charity

1. 
a. the giving of help, money, food, etc., to those in need
b. (as modifier): a charity show
2. 
a. an institution or organization set up to provide help, money, etc., to those in need
b. (as modifier): charity funds
3. the help, money, etc., given to the needy; alms

CHARITY

(language)
A functional language based purely on category theory by Cockett, Spencer, and Fukushima, 1990-1991.

A version for Sun-4 is available from Tom Fukushima <fukushim@ucalgary.ca>.

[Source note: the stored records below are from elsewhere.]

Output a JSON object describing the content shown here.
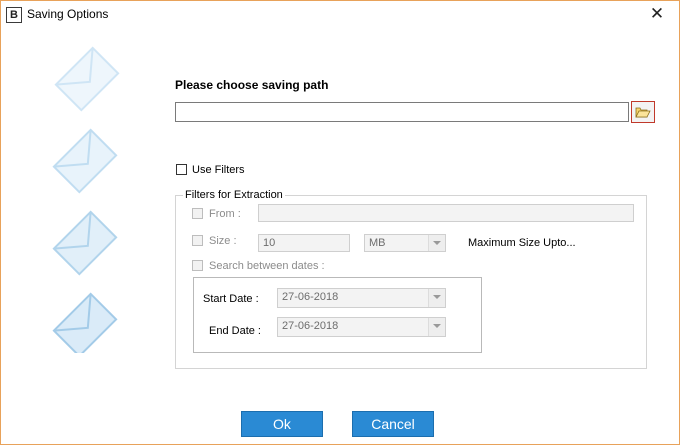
{
  "window": {
    "title": "Saving Options",
    "icon_letter": "B",
    "close_glyph": "✕"
  },
  "path": {
    "label": "Please choose saving path",
    "value": ""
  },
  "use_filters": {
    "label": "Use Filters",
    "checked": false
  },
  "filters": {
    "group_title": "Filters for Extraction",
    "from": {
      "label": "From :",
      "value": ""
    },
    "size": {
      "label": "Size :",
      "value": "10",
      "unit": "MB",
      "max_label": "Maximum Size Upto..."
    },
    "dates": {
      "label": "Search between dates :",
      "start_label": "Start Date :",
      "start_value": "27-06-2018",
      "end_label": "End Date :",
      "end_value": "27-06-2018"
    }
  },
  "buttons": {
    "ok": "Ok",
    "cancel": "Cancel"
  },
  "icons": {
    "app": "app-logo-icon",
    "close": "close-icon",
    "browse": "folder-open-icon",
    "decor": "envelope-icon"
  },
  "colors": {
    "accent": "#2a8ad4",
    "window_border": "#e8a25a",
    "browse_border": "#c0392b"
  }
}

["About Charity", J.R.B. Cockett, U. Calgary, Canada, et al].
References in classic literature ?
Tom had two abettors, in the shape of a couple of old boys, Noah and Benjamin by name, who defended him from Charity, and expended much time upon his education.
Charity had appealed against old Benjy in the meantime, representing the dangers of the canal banks; but Mrs.
The deed of the Charity did not absolutely specify "childless widows.
Stevie, after helping to carry inside a lot of small parcels, came out and stood under the light of a gas-lamp belonging to the Charity.
They answered that they were all in perfect charity and free from anger; and in their turn asked him whether he was in the same mind towards them.
He answered, 'I am in charity, my children, with all the servants of God.
1821 the only officially supported charitable organization in New York City was the City Dispensary -- municipal aid to others having been cut off in 1817 on the grounds that charity to the poor only made them lazy and improvident}
Henly that, in consequence of his family's dining out, and his own engagements, he was fasting, and begged her charity for a meal.
But you know none are so formal as bankers in transacting business; I intended this money for the charity fund, and I seemed to be robbing them if I did not pay them with these precise bonds.
The wisdom of encouraging a little harmless pride in personal appearance even among the blind, or the whimsical absurdity of considering charity and leather breeches inseparable companions, as we do, requires no comment.
Lessons in patience were so sweetly taught her that she could not fail to learn them, charity for all, the lovely spirit that can forgive and truly forget unkindness, the loyalty to duty that makes the hardest easy, and the sincere faith that fears nothing, but trusts undoubtingly.
Give me that unselfish nature, That with charity devine Can pardon wrong for love's dear sake-- Meek heart, forgive me mine!